Data about app and page elements

[Start of Attachment]

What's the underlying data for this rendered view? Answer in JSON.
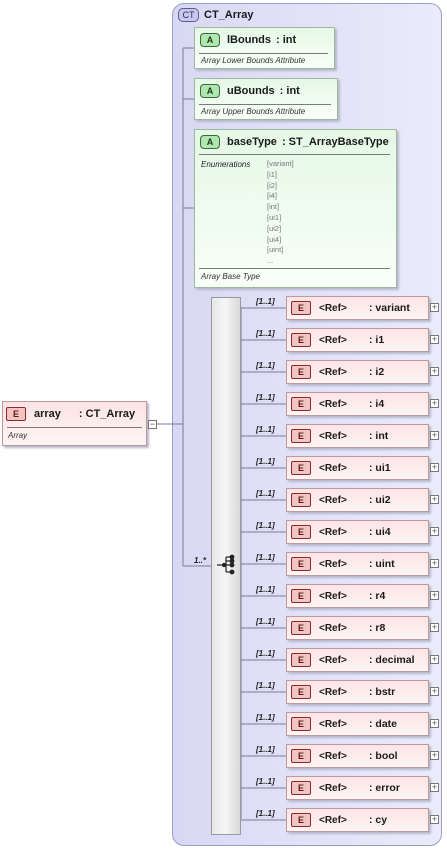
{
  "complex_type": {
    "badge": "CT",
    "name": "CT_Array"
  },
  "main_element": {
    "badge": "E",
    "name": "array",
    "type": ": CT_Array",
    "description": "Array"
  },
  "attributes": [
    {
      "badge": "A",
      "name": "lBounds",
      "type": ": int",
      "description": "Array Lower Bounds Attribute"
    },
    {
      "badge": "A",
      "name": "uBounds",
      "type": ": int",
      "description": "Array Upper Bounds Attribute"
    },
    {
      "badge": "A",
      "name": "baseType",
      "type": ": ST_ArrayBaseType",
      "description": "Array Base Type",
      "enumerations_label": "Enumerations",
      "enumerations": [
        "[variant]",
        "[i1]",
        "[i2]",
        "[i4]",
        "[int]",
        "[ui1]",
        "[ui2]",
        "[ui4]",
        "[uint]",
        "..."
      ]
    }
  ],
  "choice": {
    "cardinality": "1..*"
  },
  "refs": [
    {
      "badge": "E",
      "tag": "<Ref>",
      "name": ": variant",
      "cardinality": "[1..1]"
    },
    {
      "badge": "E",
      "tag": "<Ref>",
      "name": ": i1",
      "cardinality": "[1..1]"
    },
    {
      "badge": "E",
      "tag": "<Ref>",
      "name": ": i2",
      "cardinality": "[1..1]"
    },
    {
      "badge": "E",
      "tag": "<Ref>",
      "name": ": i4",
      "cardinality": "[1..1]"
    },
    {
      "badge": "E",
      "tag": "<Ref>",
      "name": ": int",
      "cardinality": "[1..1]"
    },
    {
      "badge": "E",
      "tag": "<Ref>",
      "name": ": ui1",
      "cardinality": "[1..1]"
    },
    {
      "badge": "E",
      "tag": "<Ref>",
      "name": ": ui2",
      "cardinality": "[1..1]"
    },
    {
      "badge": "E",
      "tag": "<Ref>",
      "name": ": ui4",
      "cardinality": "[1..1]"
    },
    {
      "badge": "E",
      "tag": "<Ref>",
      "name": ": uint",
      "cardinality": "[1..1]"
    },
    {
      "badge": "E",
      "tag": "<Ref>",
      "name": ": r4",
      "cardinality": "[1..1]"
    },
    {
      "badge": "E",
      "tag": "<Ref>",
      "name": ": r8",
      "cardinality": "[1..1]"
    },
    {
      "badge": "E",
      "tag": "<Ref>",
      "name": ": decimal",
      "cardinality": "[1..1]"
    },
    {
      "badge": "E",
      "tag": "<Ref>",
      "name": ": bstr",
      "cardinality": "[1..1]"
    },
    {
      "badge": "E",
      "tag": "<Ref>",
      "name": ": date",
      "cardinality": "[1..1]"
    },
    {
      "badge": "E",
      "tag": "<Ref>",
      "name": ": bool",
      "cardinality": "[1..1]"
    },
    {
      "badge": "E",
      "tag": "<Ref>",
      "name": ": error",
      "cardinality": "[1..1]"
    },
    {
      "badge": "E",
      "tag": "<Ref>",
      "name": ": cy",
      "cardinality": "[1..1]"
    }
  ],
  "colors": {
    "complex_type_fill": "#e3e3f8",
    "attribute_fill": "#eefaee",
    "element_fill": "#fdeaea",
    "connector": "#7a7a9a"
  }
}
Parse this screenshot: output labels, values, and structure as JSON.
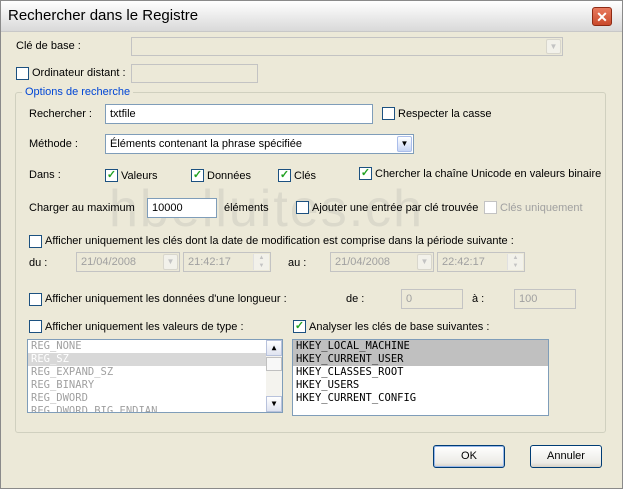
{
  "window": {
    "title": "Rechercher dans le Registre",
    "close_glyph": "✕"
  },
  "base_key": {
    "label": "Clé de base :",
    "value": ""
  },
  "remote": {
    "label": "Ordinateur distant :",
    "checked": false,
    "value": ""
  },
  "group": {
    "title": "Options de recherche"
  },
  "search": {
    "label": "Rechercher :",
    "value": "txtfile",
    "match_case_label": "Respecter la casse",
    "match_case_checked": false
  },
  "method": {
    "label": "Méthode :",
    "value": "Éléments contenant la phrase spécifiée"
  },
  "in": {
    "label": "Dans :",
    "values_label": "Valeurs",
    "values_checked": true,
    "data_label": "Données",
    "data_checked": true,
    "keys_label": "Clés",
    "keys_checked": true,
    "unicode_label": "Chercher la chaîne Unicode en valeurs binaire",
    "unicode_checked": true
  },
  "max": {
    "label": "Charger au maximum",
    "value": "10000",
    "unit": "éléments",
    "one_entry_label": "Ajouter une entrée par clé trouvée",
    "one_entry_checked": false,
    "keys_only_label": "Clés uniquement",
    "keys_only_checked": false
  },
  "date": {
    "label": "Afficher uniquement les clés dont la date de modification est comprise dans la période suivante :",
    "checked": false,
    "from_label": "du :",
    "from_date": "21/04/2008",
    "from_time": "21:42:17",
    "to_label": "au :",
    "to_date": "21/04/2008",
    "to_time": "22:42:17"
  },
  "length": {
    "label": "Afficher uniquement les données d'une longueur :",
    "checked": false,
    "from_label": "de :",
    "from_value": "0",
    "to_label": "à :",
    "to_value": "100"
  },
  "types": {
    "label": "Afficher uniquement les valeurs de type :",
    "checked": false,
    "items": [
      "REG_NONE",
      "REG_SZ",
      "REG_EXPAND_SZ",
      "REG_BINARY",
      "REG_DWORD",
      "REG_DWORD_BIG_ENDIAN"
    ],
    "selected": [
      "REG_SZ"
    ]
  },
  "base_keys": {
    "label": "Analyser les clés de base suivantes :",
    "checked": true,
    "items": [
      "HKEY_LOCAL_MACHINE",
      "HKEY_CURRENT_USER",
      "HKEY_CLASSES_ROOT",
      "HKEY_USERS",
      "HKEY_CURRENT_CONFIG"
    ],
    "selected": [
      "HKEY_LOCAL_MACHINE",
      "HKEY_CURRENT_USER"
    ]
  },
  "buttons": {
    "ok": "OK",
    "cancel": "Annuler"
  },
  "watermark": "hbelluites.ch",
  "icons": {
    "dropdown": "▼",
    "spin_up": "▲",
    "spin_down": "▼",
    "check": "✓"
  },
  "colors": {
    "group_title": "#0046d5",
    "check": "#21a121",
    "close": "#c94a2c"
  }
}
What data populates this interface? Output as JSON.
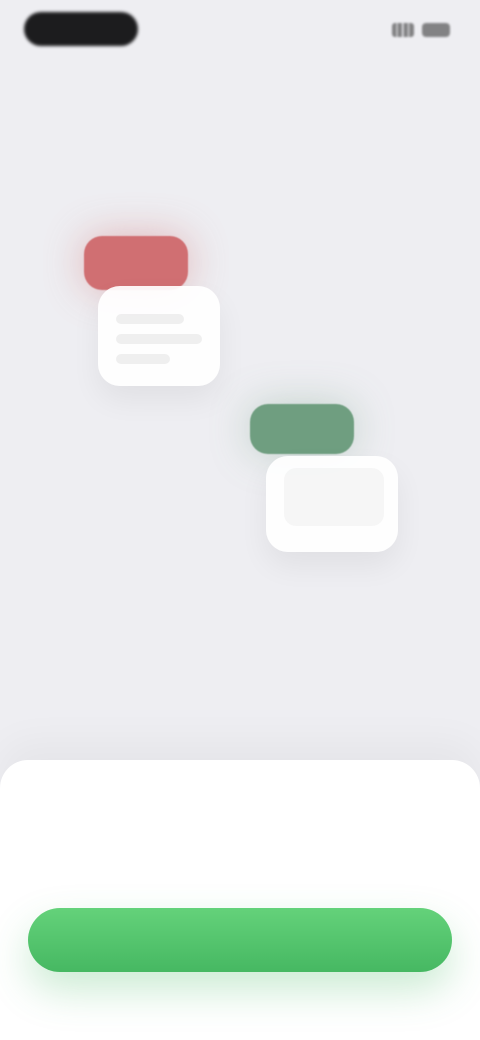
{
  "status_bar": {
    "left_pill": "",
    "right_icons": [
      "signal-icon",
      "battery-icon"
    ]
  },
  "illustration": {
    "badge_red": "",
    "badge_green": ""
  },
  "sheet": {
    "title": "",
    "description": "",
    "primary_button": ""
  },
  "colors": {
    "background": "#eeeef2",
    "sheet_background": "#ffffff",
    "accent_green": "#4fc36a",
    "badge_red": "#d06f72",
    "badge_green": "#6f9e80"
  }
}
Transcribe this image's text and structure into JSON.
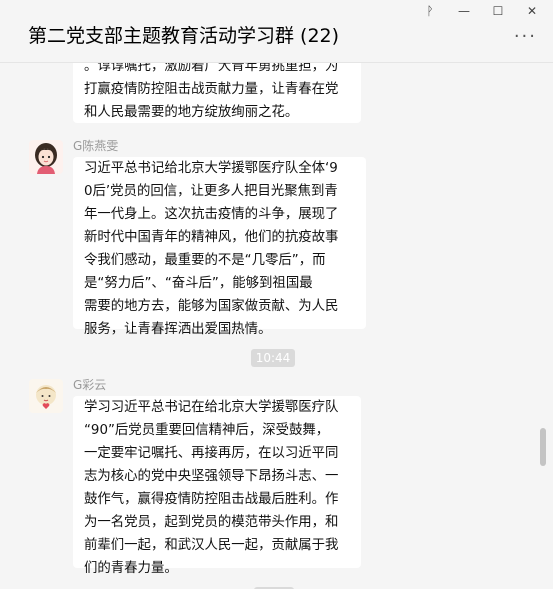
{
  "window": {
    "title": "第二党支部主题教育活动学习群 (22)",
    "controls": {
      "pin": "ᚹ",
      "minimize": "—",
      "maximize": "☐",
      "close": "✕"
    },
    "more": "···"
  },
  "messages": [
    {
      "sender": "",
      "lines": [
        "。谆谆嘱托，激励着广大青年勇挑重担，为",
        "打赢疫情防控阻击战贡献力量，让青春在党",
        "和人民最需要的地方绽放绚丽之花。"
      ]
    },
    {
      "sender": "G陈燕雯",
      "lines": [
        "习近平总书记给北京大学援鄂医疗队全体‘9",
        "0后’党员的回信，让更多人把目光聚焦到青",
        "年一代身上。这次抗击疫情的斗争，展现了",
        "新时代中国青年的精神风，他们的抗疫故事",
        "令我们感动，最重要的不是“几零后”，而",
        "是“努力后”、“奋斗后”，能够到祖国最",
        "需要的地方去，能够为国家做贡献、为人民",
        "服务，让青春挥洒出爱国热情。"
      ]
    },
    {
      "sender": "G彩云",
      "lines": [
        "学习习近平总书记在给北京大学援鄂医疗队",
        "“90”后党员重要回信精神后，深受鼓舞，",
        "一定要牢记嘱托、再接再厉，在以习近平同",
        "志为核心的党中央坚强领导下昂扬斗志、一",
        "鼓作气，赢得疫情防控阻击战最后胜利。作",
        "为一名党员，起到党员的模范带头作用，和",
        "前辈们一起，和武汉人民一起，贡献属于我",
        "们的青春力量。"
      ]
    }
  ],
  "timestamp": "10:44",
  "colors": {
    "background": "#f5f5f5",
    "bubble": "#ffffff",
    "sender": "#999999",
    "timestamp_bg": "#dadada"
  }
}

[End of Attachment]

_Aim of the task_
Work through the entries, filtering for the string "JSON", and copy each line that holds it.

_Answer section_
What's the underlying data for this rendered view? Answer in JSON.
Parse this screenshot: output labels, values, and structure as JSON.
What data populates this interface? Output as JSON.
Transcribe this image's text and structure into JSON.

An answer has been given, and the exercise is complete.